Looking for something to watch? There are a few movies kicking around the iTunes store for only 99 cents (or 99p in the UK). Pick up Boy Culture [iTunes link], The Trip [iTunes link], Finding Me [iTunes link], Eighteen [iTunes link] and Children of God [iTunes link] (other regions linked below).
A successful male escort describes in a series of confessions his tangled romantic relationships with his two roommates and an older, enigmatic male client.
Tommy (Steve Braun) is a sexy, blond, gay activist who meets the handsome, muscular Alan (Larry Sullivan), a closeted Republican, at a party in 1973. An intense love affair ignites, setting in motion a torrid and unpredictable relationship that steers its way through the turbulent political and social climate of the ’70s and ’80s. The Trip blends farce and tragedy, fantasy and reality, and features a quirky cast of supporting characters including indie-fav Alexis Arquette, comedienne Julie Brown and former Bond-girl Jill St. John as Alan’s outrageous mom.
Independent African-American gay cinema is given a refreshing, realistic twist in this seductive drama. Faybien Allan is young and stylish, appearing with hip friends at NYC’s trendiest spots. But beneath the sparkle of his nightlife and stunning good looks is a man buckling under his father’s homophobia. Full of self-loathing and desperate for direction, he meanders through life until meeting Lonnie, a confident activist with a flirtatious smile. Despite obvious chemistry and fireworks in bed, Faybien’s insecurities have him looking for the door. Can a budding romance and a few good friends keep him from making the biggest mistake of his life?
Telling two distinctly different, but related, stories, Eighteen is an accomplished drama about forgiveness, love and family.
Children of God (2010)
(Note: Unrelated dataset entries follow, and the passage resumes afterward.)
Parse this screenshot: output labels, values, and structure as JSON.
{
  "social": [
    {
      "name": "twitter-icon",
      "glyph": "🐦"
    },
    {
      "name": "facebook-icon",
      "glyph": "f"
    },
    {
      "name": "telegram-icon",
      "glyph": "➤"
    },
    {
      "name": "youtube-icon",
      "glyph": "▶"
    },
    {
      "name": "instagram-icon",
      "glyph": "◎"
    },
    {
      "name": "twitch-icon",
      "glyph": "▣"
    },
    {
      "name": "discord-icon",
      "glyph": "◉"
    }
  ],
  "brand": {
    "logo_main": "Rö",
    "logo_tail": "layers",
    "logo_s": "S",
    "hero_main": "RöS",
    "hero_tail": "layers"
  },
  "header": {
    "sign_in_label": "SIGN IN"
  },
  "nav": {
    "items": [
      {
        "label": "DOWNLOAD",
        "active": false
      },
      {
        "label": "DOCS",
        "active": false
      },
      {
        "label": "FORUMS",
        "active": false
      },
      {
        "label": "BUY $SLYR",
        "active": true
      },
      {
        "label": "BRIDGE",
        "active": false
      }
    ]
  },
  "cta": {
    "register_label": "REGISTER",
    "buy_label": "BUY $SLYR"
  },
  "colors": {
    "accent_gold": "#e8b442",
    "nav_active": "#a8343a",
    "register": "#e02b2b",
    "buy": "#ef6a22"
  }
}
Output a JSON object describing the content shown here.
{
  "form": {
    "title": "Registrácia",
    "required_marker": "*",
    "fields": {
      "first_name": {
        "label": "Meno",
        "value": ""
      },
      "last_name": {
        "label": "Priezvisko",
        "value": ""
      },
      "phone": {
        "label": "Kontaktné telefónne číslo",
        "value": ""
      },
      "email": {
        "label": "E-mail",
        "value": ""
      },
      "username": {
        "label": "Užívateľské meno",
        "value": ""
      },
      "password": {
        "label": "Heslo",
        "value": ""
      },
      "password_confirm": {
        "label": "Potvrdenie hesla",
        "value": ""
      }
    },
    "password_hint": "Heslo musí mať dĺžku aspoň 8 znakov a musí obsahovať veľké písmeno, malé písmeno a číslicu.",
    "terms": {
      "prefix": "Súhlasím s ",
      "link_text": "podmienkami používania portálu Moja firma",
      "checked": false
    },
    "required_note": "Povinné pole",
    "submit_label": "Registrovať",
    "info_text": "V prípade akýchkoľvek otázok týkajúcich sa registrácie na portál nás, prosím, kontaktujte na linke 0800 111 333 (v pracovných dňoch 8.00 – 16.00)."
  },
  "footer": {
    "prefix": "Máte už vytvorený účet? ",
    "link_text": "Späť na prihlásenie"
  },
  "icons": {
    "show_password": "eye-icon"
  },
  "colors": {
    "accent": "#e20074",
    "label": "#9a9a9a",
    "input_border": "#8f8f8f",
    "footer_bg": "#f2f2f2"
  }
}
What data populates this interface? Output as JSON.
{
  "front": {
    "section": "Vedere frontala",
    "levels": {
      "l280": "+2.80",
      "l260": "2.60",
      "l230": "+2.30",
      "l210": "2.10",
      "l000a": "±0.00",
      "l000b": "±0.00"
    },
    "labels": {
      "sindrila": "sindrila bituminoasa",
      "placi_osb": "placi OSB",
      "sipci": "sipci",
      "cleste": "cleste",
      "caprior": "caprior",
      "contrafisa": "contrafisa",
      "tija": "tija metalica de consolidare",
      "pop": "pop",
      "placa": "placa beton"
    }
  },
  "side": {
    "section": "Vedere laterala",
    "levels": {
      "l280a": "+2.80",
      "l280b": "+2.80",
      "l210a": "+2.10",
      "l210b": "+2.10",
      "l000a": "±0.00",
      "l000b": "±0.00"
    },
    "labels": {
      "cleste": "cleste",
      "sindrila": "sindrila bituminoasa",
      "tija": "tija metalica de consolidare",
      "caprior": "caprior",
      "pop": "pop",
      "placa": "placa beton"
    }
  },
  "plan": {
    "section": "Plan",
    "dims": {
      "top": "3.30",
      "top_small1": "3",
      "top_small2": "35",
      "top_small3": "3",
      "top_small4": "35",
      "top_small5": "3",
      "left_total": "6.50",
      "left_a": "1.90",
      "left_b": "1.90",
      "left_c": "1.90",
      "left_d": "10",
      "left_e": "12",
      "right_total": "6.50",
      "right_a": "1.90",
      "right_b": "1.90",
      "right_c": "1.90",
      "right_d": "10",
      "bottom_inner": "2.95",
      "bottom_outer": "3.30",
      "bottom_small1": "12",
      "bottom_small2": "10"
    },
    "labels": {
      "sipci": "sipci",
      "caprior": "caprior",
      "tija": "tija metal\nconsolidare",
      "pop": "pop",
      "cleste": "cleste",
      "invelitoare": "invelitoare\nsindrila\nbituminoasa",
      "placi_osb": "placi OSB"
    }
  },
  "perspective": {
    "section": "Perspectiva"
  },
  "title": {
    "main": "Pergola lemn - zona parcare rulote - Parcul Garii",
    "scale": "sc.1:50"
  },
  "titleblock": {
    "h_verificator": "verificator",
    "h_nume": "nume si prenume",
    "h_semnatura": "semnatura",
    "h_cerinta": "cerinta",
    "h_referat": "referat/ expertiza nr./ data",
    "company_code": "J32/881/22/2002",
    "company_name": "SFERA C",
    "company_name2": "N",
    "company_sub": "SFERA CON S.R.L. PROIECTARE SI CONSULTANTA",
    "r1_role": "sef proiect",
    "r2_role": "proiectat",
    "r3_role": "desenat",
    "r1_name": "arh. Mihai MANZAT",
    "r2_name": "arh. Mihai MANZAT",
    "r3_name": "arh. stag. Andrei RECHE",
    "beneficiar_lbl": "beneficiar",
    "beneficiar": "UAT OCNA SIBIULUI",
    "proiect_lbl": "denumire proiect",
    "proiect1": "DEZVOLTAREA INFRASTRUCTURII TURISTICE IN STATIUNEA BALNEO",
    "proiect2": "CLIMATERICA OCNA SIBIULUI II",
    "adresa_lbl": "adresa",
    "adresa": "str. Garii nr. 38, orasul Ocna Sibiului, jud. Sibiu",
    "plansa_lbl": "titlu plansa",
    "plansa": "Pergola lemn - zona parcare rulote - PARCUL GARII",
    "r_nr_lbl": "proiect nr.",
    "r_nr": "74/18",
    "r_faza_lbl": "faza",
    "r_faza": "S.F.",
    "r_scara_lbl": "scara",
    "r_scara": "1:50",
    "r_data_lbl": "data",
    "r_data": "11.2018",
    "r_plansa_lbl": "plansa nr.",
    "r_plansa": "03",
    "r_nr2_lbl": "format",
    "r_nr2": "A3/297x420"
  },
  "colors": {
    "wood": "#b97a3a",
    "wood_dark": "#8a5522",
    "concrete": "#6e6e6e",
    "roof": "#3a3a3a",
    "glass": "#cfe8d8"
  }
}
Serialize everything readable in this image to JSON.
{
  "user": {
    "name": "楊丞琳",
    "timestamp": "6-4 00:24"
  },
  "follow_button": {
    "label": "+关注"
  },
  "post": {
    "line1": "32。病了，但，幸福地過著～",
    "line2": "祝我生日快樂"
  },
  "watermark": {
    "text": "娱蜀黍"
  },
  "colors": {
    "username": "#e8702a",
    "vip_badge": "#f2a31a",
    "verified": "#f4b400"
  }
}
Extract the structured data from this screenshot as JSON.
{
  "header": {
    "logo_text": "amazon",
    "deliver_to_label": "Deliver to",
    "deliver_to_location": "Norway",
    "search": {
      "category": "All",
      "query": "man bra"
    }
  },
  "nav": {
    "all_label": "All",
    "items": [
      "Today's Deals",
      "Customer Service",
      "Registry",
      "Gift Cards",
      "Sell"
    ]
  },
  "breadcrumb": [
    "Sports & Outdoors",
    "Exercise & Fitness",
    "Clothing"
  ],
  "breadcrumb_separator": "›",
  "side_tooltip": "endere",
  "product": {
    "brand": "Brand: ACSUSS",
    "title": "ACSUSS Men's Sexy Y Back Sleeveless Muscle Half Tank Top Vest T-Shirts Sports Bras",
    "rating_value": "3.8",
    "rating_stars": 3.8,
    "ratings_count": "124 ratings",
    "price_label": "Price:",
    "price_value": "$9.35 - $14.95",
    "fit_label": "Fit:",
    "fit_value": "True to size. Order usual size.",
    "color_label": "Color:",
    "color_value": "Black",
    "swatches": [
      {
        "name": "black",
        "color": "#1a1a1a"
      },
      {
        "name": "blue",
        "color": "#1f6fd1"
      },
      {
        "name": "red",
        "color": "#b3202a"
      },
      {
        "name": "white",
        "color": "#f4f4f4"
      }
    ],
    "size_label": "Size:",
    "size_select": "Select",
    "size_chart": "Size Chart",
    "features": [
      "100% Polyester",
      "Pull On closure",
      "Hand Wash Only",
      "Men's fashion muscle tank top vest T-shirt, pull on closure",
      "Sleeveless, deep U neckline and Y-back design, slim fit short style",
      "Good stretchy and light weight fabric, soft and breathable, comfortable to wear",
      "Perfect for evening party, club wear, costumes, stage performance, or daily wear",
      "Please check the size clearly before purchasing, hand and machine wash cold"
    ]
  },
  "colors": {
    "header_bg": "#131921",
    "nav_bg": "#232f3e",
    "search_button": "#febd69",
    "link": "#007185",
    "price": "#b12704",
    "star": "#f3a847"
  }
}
Blond haired, blue-eyed Johnny travels to the island of Eleuthera intent on finding some artistic inspiration. After arriving, he meets the confident, attractive black musician Romeo and it is instantly clear that there is a spark between them. Although Romeo has a fiancé, he has secretly played with boys on the side before — but Johnny is not just any boy, and soon their relationship becomes far more intense than a simple fling. Struggling to overcome rampant homophobia, and an anti-gay crusade erupting around them, it is going to take more than wishful thinking for their love to last. A beautifully shot, captivating romance, CHILDREN OF GOD paints a universally relevant portrait of desire, sexual conflict, tolerance and self-acceptance.